He can ‘stand up for Wales’ again and again, while articulating a rather appealing but impractical alternative arrangement to the status quo: more powers for the Senedd and radical federalism, delivering greater autonomy for Wales. Something that the polls will tell you is embraced by most of the public.

Those who adopt a unilateral approach to unionism are only pushing the Scots further away from Westminster and making the Welsh ask whether the union really works in its current form. Even those who aren’t “instinctive nationalists” have risen to defend Welsh autonomy, Mark Drakeford told me a few weeks ago. I felt he was speaking from personal experience.

This is despite the case for the union being strong in Wales, especially in an economic and cultural sense, something which is recognised by voters across the political spectrum.

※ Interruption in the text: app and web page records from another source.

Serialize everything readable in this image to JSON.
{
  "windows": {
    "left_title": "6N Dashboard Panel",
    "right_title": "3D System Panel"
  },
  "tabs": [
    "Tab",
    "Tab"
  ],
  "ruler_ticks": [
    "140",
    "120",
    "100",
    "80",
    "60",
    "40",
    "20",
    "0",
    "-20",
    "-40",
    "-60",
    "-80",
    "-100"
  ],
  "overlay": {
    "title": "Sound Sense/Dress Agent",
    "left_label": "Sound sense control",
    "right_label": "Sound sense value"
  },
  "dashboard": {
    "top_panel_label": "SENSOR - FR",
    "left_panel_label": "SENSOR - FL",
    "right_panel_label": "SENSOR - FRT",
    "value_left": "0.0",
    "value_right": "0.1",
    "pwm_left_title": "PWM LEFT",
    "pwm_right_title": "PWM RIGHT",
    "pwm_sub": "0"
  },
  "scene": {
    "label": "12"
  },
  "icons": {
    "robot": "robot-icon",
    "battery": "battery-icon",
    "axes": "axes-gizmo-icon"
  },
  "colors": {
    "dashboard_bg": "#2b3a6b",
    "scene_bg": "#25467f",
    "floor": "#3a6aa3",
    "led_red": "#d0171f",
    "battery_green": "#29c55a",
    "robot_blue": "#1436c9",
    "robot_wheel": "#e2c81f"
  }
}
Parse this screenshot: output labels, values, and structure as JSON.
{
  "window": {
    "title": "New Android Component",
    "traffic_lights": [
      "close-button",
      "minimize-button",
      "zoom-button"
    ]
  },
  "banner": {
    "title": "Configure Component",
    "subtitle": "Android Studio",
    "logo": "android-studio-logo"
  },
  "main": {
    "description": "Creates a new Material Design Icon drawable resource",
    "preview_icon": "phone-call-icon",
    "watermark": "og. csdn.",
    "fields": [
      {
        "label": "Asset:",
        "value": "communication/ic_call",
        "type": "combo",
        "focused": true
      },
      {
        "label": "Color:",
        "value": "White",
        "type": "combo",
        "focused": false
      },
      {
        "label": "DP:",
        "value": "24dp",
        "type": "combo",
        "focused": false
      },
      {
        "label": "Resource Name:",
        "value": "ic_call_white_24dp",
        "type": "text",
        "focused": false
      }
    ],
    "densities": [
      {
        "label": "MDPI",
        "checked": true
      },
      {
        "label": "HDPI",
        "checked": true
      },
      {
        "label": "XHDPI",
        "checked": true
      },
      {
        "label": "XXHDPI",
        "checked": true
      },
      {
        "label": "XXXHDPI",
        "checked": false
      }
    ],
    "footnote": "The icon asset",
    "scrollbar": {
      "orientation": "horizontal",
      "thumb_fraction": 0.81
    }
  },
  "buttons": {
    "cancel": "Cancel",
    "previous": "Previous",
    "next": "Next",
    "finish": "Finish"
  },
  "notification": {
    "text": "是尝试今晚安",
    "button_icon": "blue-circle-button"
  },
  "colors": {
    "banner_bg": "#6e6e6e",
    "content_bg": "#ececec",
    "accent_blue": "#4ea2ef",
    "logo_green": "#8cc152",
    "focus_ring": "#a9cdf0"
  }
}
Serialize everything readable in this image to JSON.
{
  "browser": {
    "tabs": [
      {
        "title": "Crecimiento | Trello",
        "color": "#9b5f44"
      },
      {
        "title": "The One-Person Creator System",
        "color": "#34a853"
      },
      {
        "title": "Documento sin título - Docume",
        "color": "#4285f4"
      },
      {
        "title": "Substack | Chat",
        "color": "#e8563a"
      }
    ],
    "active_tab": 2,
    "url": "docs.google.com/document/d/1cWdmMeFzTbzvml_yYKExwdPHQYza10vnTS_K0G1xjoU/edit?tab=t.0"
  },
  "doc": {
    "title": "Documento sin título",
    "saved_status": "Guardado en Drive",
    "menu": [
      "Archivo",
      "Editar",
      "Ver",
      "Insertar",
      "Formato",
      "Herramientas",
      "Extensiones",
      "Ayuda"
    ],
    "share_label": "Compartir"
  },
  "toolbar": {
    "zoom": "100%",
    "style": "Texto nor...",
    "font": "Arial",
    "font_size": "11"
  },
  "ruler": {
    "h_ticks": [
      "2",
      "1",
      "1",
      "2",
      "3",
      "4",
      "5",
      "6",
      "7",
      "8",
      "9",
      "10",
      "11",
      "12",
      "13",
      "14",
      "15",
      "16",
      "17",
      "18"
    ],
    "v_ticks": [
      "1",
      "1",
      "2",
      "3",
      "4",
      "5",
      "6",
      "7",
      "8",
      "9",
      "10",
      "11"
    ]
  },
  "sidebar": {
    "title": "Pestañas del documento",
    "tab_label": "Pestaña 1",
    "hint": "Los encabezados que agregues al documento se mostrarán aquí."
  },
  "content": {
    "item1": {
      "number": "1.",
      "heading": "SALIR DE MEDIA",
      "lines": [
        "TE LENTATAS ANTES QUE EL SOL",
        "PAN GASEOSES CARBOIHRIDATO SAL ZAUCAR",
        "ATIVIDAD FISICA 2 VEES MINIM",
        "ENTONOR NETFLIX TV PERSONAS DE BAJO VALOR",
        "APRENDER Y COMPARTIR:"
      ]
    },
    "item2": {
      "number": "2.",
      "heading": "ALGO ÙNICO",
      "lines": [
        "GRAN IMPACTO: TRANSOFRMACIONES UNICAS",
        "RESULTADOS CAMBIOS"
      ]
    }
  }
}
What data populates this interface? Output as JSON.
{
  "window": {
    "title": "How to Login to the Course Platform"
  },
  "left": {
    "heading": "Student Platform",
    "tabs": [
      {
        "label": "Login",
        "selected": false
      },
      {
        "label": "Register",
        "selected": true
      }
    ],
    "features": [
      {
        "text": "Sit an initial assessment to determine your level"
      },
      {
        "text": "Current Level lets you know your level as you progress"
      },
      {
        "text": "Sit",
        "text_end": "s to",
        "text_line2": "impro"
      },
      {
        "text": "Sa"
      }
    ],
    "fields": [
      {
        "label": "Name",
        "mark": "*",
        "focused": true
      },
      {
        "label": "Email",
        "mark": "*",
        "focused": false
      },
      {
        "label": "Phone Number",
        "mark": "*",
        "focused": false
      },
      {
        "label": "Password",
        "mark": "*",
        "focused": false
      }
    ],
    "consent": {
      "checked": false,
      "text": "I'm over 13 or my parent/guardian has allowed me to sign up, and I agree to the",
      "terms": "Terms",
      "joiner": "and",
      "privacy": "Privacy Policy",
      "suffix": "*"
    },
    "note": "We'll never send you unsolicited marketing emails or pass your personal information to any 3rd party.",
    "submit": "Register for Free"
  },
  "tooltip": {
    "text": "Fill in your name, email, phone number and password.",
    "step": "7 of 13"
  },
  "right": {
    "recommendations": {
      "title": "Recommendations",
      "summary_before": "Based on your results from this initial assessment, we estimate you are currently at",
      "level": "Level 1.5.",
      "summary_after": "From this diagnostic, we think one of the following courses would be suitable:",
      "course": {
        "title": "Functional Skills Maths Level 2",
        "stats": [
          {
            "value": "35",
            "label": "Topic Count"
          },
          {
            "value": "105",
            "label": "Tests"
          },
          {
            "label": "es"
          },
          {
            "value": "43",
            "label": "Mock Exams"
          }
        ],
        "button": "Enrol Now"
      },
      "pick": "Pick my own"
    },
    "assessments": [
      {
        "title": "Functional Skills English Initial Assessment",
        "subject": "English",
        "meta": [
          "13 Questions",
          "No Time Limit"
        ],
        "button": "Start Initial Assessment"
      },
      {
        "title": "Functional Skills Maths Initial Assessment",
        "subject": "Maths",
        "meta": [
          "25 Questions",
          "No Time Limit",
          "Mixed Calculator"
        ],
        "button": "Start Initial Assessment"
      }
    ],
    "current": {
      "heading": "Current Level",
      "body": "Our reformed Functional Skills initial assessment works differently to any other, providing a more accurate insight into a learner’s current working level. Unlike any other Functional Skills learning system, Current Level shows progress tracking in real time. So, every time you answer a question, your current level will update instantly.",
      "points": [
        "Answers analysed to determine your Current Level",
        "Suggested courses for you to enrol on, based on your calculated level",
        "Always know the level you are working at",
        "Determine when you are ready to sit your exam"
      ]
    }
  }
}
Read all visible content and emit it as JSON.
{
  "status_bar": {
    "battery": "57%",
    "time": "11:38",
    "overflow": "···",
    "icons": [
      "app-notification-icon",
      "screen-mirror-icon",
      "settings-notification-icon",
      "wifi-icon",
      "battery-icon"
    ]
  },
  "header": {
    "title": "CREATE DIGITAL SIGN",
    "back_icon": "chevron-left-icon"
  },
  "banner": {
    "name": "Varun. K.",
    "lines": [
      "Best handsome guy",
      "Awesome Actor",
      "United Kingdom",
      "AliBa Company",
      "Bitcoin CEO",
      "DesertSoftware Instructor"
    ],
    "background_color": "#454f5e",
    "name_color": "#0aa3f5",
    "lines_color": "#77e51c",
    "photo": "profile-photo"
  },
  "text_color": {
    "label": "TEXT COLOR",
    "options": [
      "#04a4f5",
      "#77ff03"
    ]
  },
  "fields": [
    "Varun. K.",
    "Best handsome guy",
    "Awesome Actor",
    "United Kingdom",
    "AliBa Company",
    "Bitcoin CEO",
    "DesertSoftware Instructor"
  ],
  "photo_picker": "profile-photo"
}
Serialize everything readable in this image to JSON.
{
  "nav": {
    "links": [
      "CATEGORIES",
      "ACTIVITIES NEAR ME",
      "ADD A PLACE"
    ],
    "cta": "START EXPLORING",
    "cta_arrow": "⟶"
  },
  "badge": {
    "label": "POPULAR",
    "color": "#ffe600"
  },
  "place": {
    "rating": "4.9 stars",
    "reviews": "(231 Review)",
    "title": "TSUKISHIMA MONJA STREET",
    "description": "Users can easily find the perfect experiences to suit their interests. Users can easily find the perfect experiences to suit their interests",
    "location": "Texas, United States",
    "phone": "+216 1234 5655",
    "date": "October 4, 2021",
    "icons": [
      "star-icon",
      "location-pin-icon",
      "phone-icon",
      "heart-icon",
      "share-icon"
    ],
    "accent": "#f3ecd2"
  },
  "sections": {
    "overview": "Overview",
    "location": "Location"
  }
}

But just as muscular unionists are steadily losing the debate in Scotland by their own bullishness, they are creating a destabilising and unpredictable political situation in Wales. Unionists, I think, recognise the danger that brings but seem to have none of the answers or political will to produce a considered and sensitive remedy.

Having spoken to Drakeford and Hart in recent weeks, the greatest irony is that they insist that the other is the biggest threat to the same union that they both want to prolong. Hart is suspicious of the first minister.

Cardiff Bay is stubborn in its challenge to Westminster in response. It makes for an almost impossible situation for Wales’ two most senior leaders to manage relations on the big issues.

But crucially, it is made even worse by those who seek to skew the political framework in favour of the “great union” as they define it. Such a strategy is destined to fan the flames of soft and hard Welsh nationalism, the same forces muscular unionists are hellbent on fighting against. When, if ever, will they realise?